Although this book is biographical in nature, it is not a complete accounting of Washington’s life. It reveals Washington’s experiences in the American Revolution, how his early life prepared him to lead in battle, how his experiences as a landowner contributed to the making of “the indispensable man” in the fight for independence, and how the war developed his character. Death of his father when he was only 11 years old changed his social status, but he learned the social skills of a gentleman. He became a surveyor, acquired Mount Vernon, was a major in the Virginia militia, and fought in the French and Indian War. Fighting with the British during the French and Indian War, he proved his courage but was overlooked for a promotion. All these experiences prepared him for the Revolutionary War. During the War of American Independence, he lost more battles than he won, but his resolve remained strong until he defeated Cornwallis at Yorktown in 1781. He was beloved, respected, and feared by his soldiers. When the war ended, he resigned his commission to return home because of his belief that civil authority should rule over military power. In so doing, he laid the foundation for the new republic. This is a definite must read.

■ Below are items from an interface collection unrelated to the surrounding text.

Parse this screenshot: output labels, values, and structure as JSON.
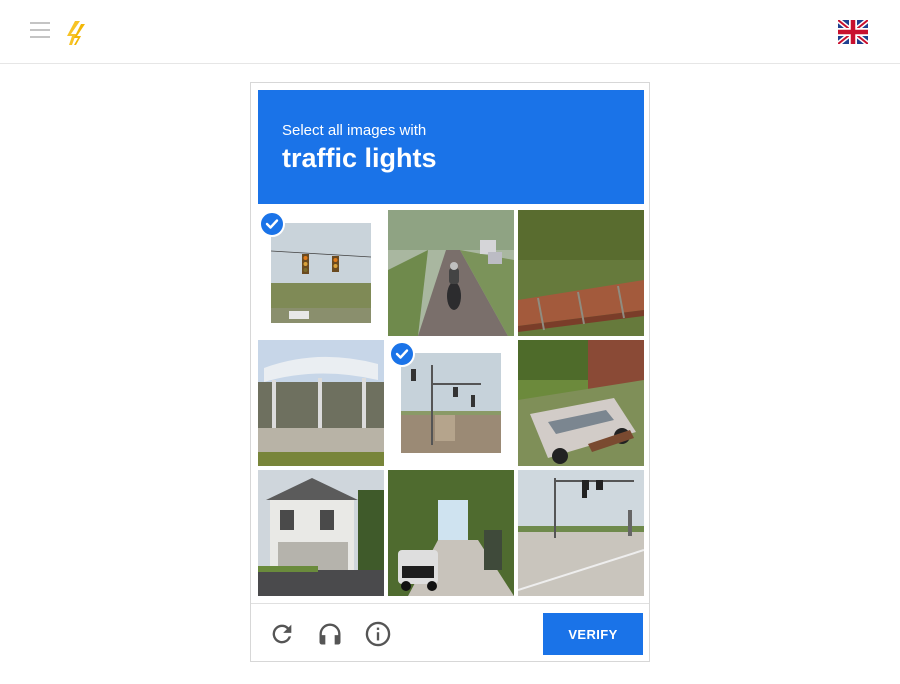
{
  "header": {
    "icons": [
      "menu-icon",
      "lightning-logo-icon",
      "uk-flag-icon"
    ]
  },
  "captcha": {
    "instruction_line1": "Select all images with",
    "instruction_target": "traffic lights",
    "accent_color": "#1a73e8",
    "tiles": [
      {
        "content": "traffic lights on wire",
        "selected": true
      },
      {
        "content": "motorcycle on road",
        "selected": false
      },
      {
        "content": "red metal structure and trees",
        "selected": false
      },
      {
        "content": "gas station canopy",
        "selected": false
      },
      {
        "content": "traffic light at crosswalk",
        "selected": true
      },
      {
        "content": "old station wagon",
        "selected": false
      },
      {
        "content": "house with porch",
        "selected": false
      },
      {
        "content": "street with car under trees",
        "selected": false
      },
      {
        "content": "traffic lights at intersection",
        "selected": false
      }
    ],
    "footer": {
      "icons": [
        "reload-icon",
        "headphones-icon",
        "info-icon"
      ],
      "verify_label": "VERIFY"
    }
  }
}
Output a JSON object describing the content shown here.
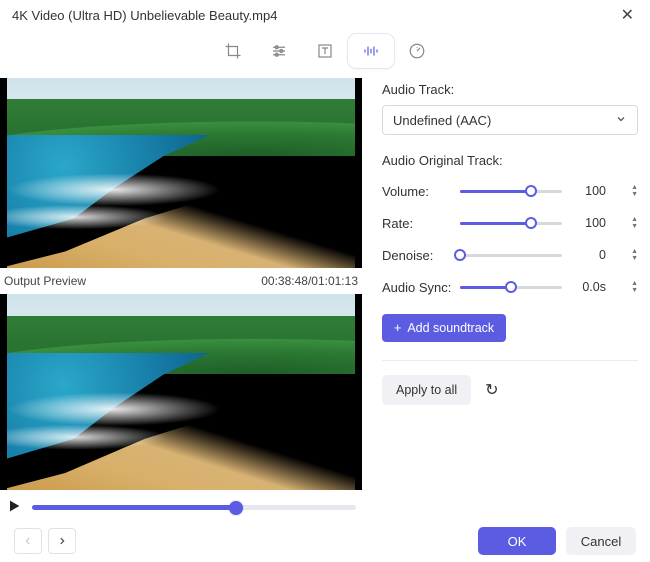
{
  "window": {
    "title": "4K Video (Ultra HD) Unbelievable Beauty.mp4"
  },
  "preview": {
    "output_label": "Output Preview",
    "timecode": "00:38:48/01:01:13"
  },
  "audio": {
    "track_label": "Audio Track:",
    "track_selected": "Undefined (AAC)",
    "original_label": "Audio Original Track:",
    "rows": {
      "volume": {
        "label": "Volume:",
        "value": "100",
        "pct": 70
      },
      "rate": {
        "label": "Rate:",
        "value": "100",
        "pct": 70
      },
      "denoise": {
        "label": "Denoise:",
        "value": "0",
        "pct": 0
      },
      "audiosync": {
        "label": "Audio Sync:",
        "value": "0.0s",
        "pct": 50
      }
    },
    "add_soundtrack_label": "Add soundtrack"
  },
  "actions": {
    "apply_label": "Apply to all",
    "ok_label": "OK",
    "cancel_label": "Cancel"
  },
  "transport": {
    "progress_pct": 63
  }
}
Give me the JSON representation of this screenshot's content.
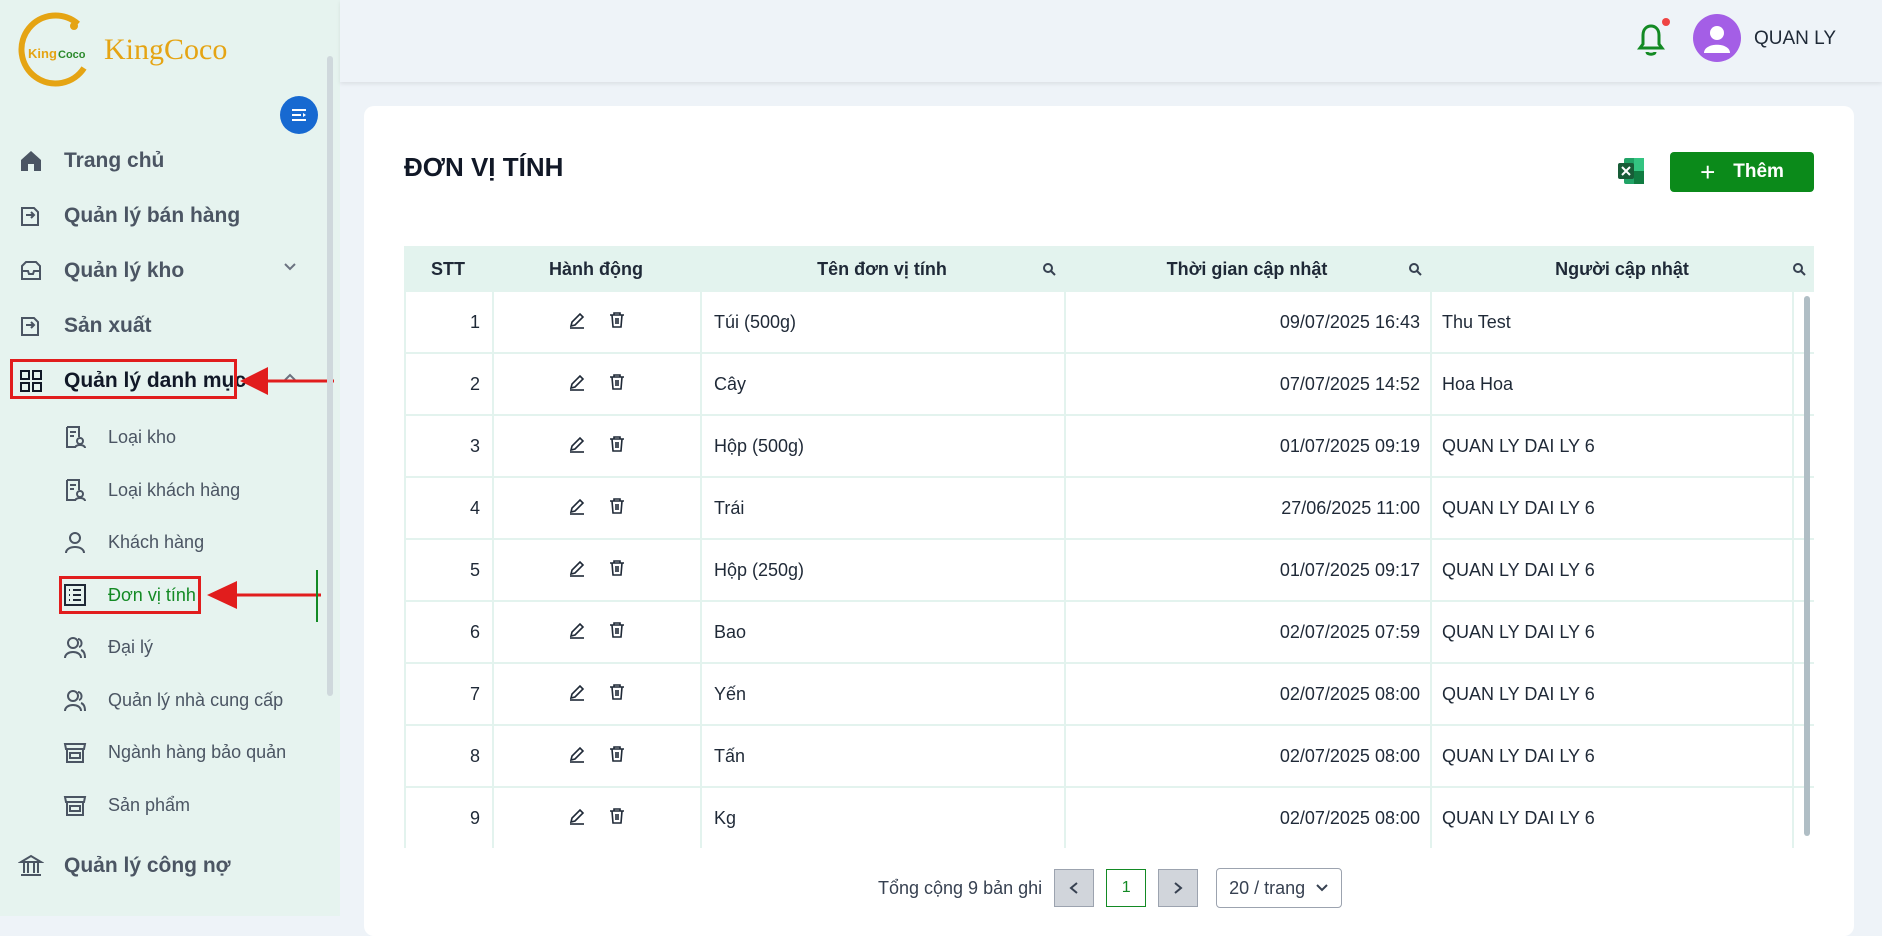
{
  "brand": {
    "name": "KingCoco",
    "logo_text": "KingCoco"
  },
  "header": {
    "username": "QUAN LY"
  },
  "sidebar": {
    "items": [
      {
        "label": "Trang chủ",
        "icon": "home-icon"
      },
      {
        "label": "Quản lý bán hàng",
        "icon": "sales-icon"
      },
      {
        "label": "Quản lý kho",
        "icon": "inventory-icon"
      },
      {
        "label": "Sản xuất",
        "icon": "production-icon"
      },
      {
        "label": "Quản lý danh mục",
        "icon": "grid-icon"
      },
      {
        "label": "Quản lý công nợ",
        "icon": "bank-icon"
      }
    ],
    "sub_items": [
      {
        "label": "Loại kho",
        "icon": "doc-user-icon"
      },
      {
        "label": "Loại khách hàng",
        "icon": "doc-user-icon"
      },
      {
        "label": "Khách hàng",
        "icon": "user-icon"
      },
      {
        "label": "Đơn vị tính",
        "icon": "list-icon"
      },
      {
        "label": "Đại lý",
        "icon": "users-icon"
      },
      {
        "label": "Quản lý nhà cung cấp",
        "icon": "users-icon"
      },
      {
        "label": "Ngành hàng bảo quản",
        "icon": "store-icon"
      },
      {
        "label": "Sản phẩm",
        "icon": "store-icon"
      }
    ]
  },
  "page": {
    "title": "ĐƠN VỊ TÍNH",
    "add_label": "Thêm"
  },
  "table": {
    "columns": [
      "STT",
      "Hành động",
      "Tên đơn vị tính",
      "Thời gian cập nhật",
      "Người cập nhật"
    ],
    "rows": [
      {
        "stt": "1",
        "name": "Túi (500g)",
        "time": "09/07/2025 16:43",
        "user": "Thu Test"
      },
      {
        "stt": "2",
        "name": "Cây",
        "time": "07/07/2025 14:52",
        "user": "Hoa Hoa"
      },
      {
        "stt": "3",
        "name": "Hộp (500g)",
        "time": "01/07/2025 09:19",
        "user": "QUAN LY DAI LY 6"
      },
      {
        "stt": "4",
        "name": "Trái",
        "time": "27/06/2025 11:00",
        "user": "QUAN LY DAI LY 6"
      },
      {
        "stt": "5",
        "name": "Hộp (250g)",
        "time": "01/07/2025 09:17",
        "user": "QUAN LY DAI LY 6"
      },
      {
        "stt": "6",
        "name": "Bao",
        "time": "02/07/2025 07:59",
        "user": "QUAN LY DAI LY 6"
      },
      {
        "stt": "7",
        "name": "Yến",
        "time": "02/07/2025 08:00",
        "user": "QUAN LY DAI LY 6"
      },
      {
        "stt": "8",
        "name": "Tấn",
        "time": "02/07/2025 08:00",
        "user": "QUAN LY DAI LY 6"
      },
      {
        "stt": "9",
        "name": "Kg",
        "time": "02/07/2025 08:00",
        "user": "QUAN LY DAI LY 6"
      }
    ]
  },
  "pagination": {
    "total_text": "Tổng cộng 9 bản ghi",
    "current_page": "1",
    "page_size": "20 / trang",
    "prev": "<",
    "next": ">"
  },
  "colors": {
    "accent": "#0b8a1a",
    "annotation": "#e11d1d",
    "sidebar_bg": "#e6f3ef"
  }
}
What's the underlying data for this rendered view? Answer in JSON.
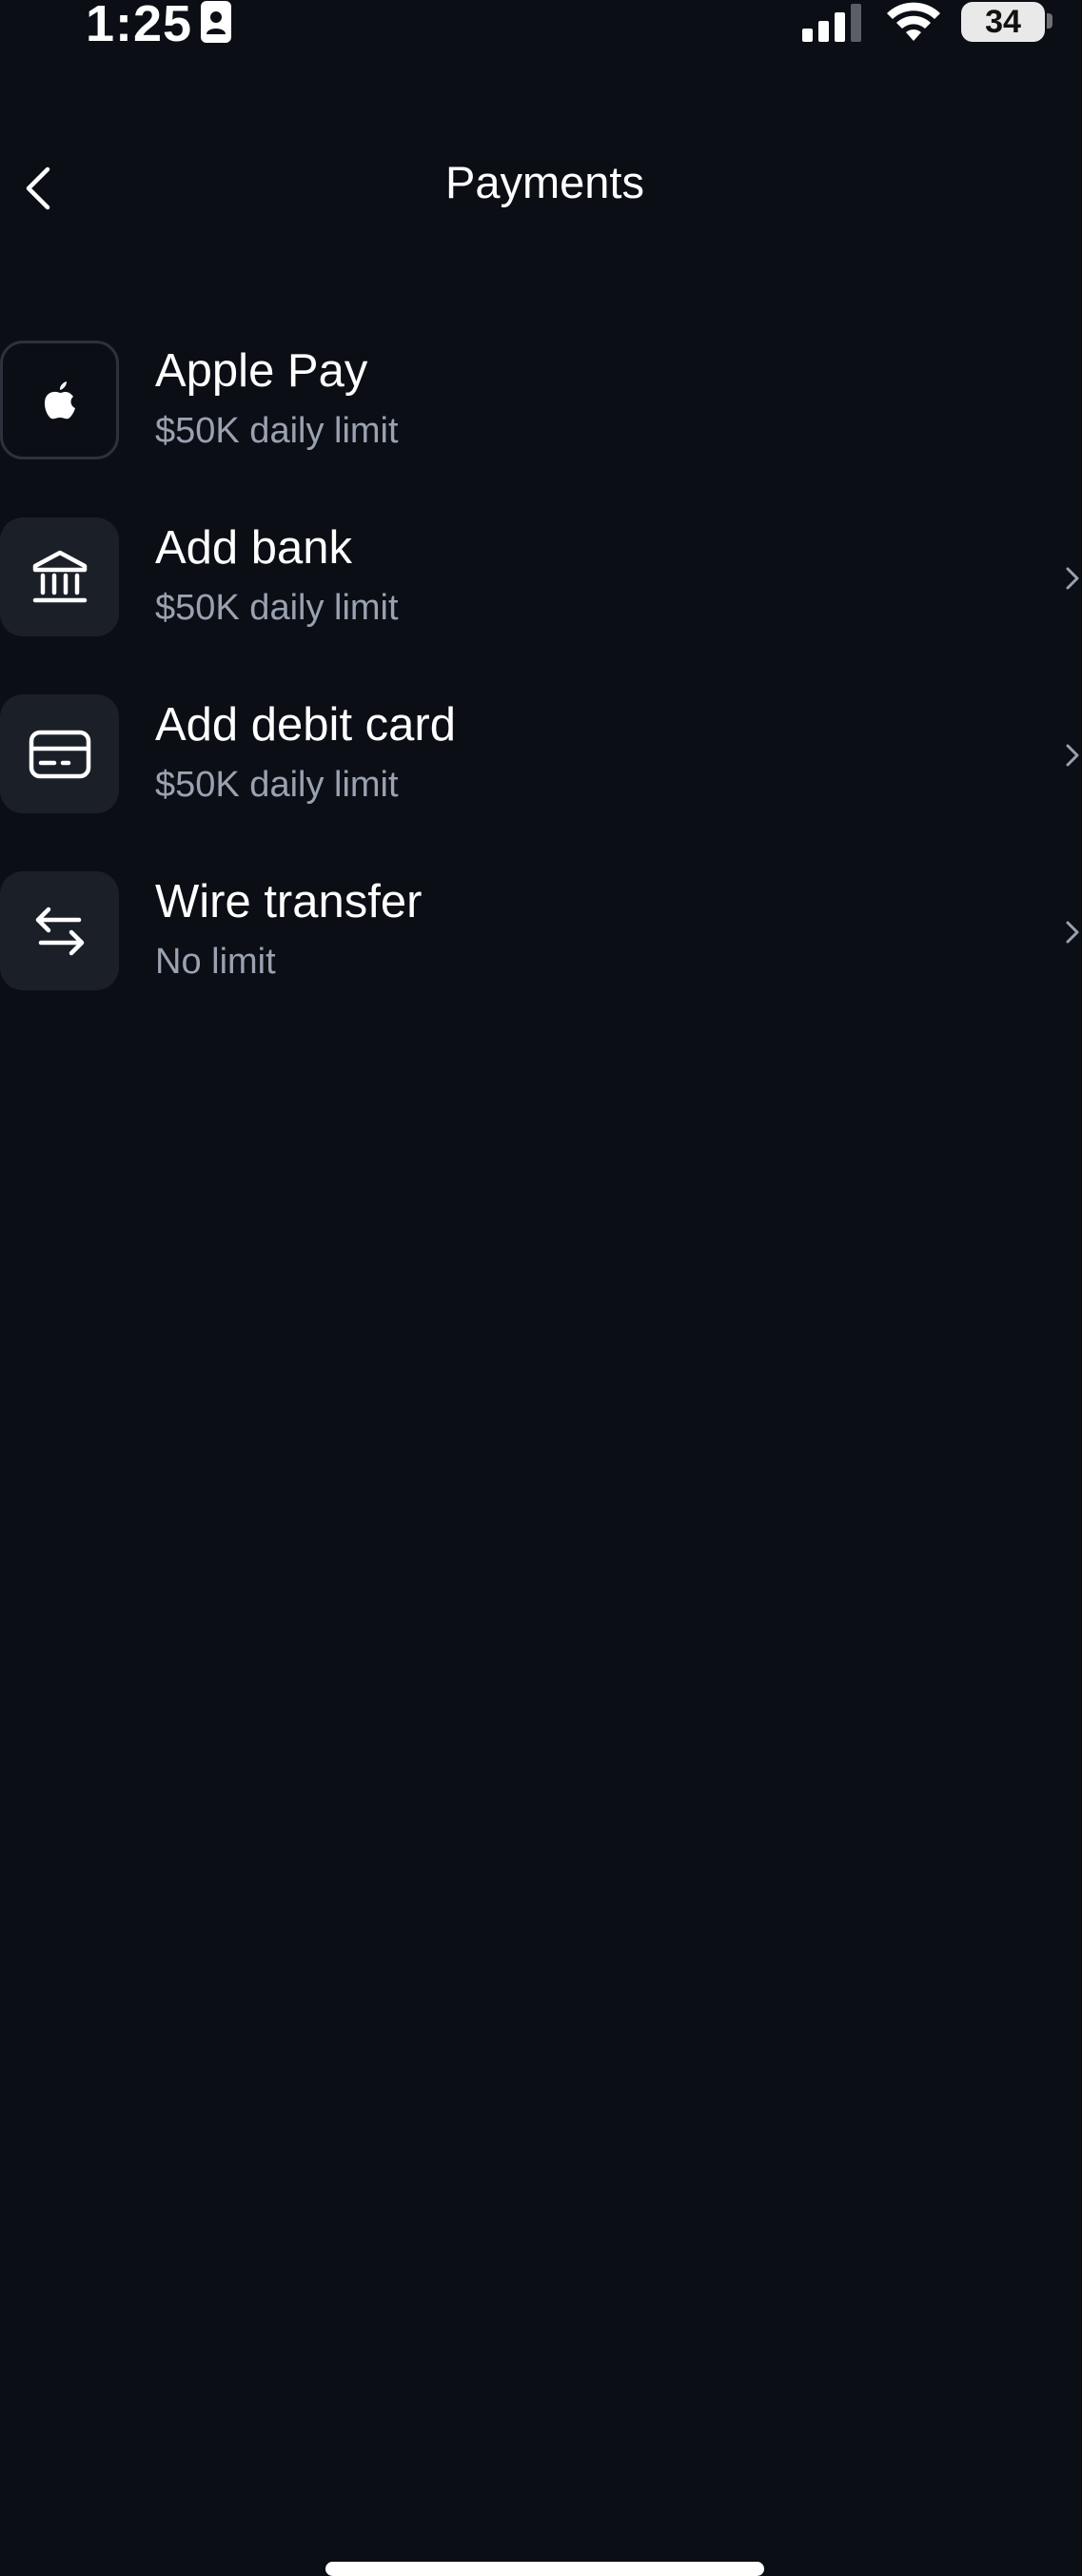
{
  "status_bar": {
    "time": "1:25",
    "battery": "34"
  },
  "header": {
    "title": "Payments"
  },
  "methods": [
    {
      "title": "Apple Pay",
      "subtitle": "$50K daily limit",
      "icon": "apple-icon"
    },
    {
      "title": "Add bank",
      "subtitle": "$50K daily limit",
      "icon": "bank-icon"
    },
    {
      "title": "Add debit card",
      "subtitle": "$50K daily limit",
      "icon": "credit-card-icon"
    },
    {
      "title": "Wire transfer",
      "subtitle": "No limit",
      "icon": "transfer-arrows-icon"
    }
  ],
  "colors": {
    "background": "#0b0e15",
    "icon_tile": "#1b1f28",
    "subtitle": "#9aa2b1"
  }
}
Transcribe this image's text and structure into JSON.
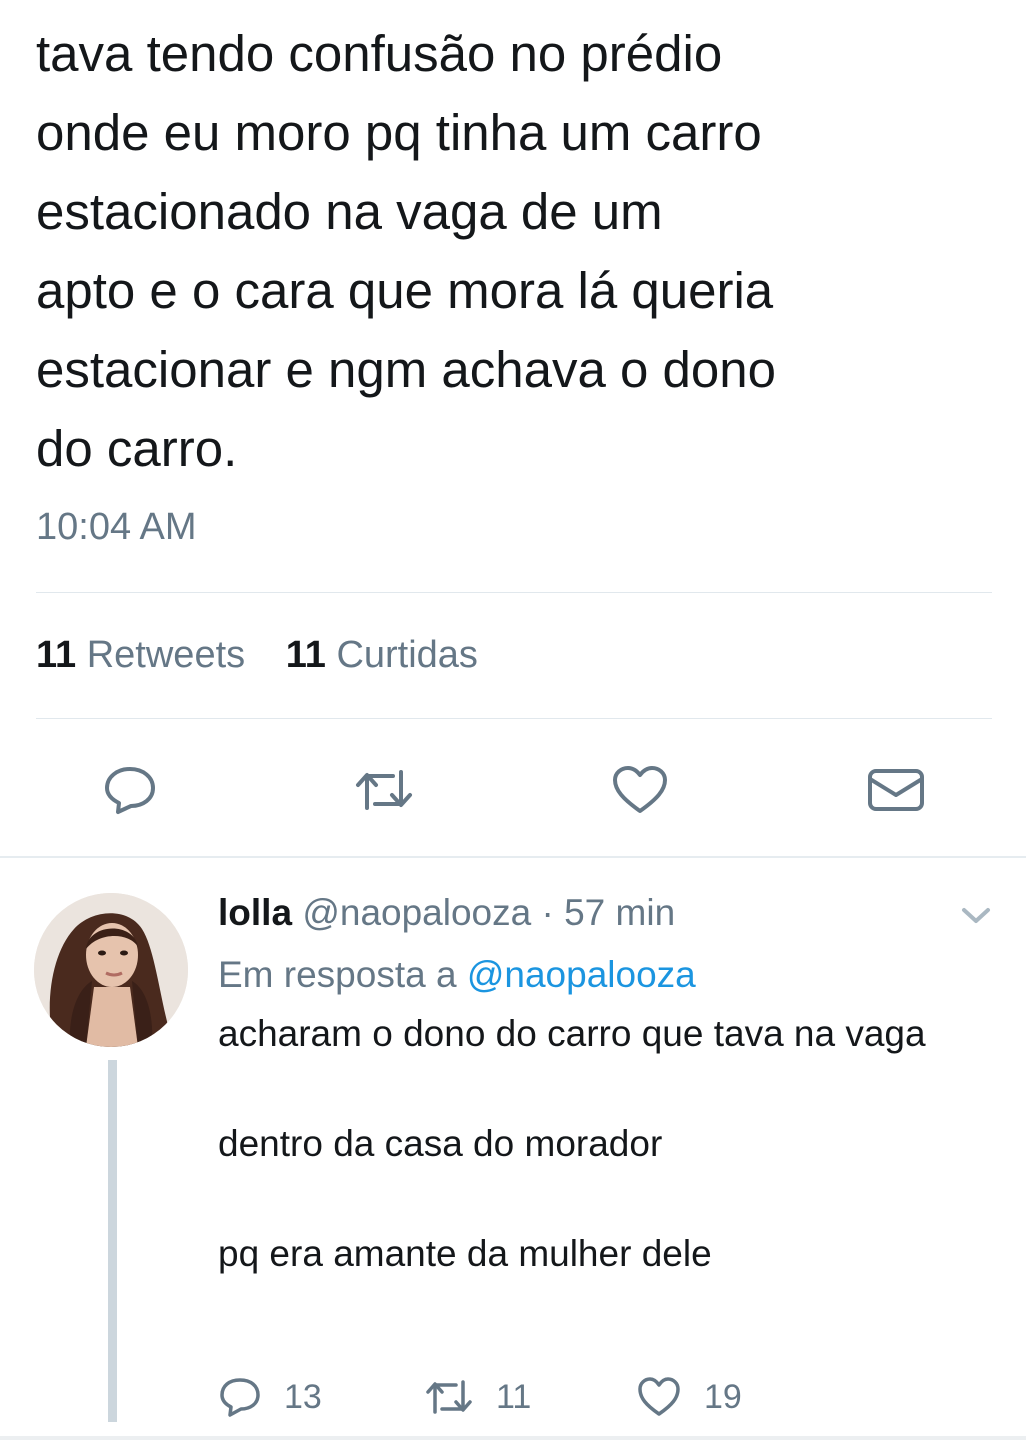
{
  "tweet": {
    "lines": [
      "tava tendo confusão no prédio",
      "onde eu moro pq tinha um carro",
      "estacionado na vaga de um",
      "apto e o cara que mora lá queria",
      "estacionar e ngm achava o dono",
      "do carro."
    ],
    "time": "10:04 AM",
    "retweet_count": "11",
    "retweet_label": "Retweets",
    "like_count": "11",
    "like_label": "Curtidas"
  },
  "actions": [
    "reply-icon",
    "retweet-icon",
    "like-icon",
    "direct-message-icon"
  ],
  "reply": {
    "name": "lolla",
    "handle": "@naopalooza",
    "separator": "·",
    "age": "57 min",
    "in_reply_to_label": "Em resposta a",
    "in_reply_to_handle": "@naopalooza",
    "paragraphs": [
      "acharam o dono do carro que tava na vaga",
      "dentro da casa do morador",
      "pq era amante da mulher dele"
    ],
    "reply_count": "13",
    "retweet_count": "11",
    "like_count": "19"
  },
  "colors": {
    "text": "#14171a",
    "secondary": "#657786",
    "link": "#1b95e0",
    "divider": "#e1e8ed",
    "thread_line": "#ccd6dd"
  }
}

Morgan, Robert. Boone: A Biography.
In this well-researched and well-written book, the author does an excellent job of separating the myth from the man and in the process tells the story of early America. It tells the migration from Great Britain to the New World for religious freedom, the westward movement, wars – The American Revolution, War of 1812, and Indian conflicts – as well as competition between countries for land. The book reveals contradictions in Boone’s life; yet, he was considered a legend and had considerable influence on the settling and development of Kentucky and the westward movement. All Kentuckians will enjoy reading Boone: A Biography by Robert Morgan.

National Society Daughters of the American Revolution. The Wide Blue Sash.
Prepared by the Historian General’s office staff under the supervision of Ann Arnold Hunter, Historian General, during the administration of President General Merry Ann Thompson Wright, this is a history with photographs and a four-page “biography and tribute” to each President General and the founders from the beginning of DAR in 1890 until it’s publication in 2013. It provides a brief “glimpse of the background, the character, the leadership and the accomplishments of those who have worn the wide blue sash.” It is definitely a must read for all Daughters.

Rennick, Robert M. Kentucky Place Names.
Beefhide. Golden Pond. Jabez. Kuttawa. Monkeys Eyebrow. Nonesuch. These are some of the 2,000 place names of communities and post offices in Kentucky. They provide a unique and interesting glimpse into the commonwealth’s history. Reading Kentucky Place Names is a delight!

Wall, Maryjean. How Kentucky Became Southern: A Tale of Outlaws, Horse Traders, Gamblers, and Breeders.
Long-time turf writer for the Lexington Herald-Leader and historian, Mary Jean Wall examines the history and growth of the thoroughbred industry in the Bluegrass following the Civil War. Basing her research on primary documents, the author relates how the Bluegrass transformed from a lawless region to a prosperous Southern culture regaining prominence in the horse industry. This insightful story filled with unique characters is a must read for all Kentuckians.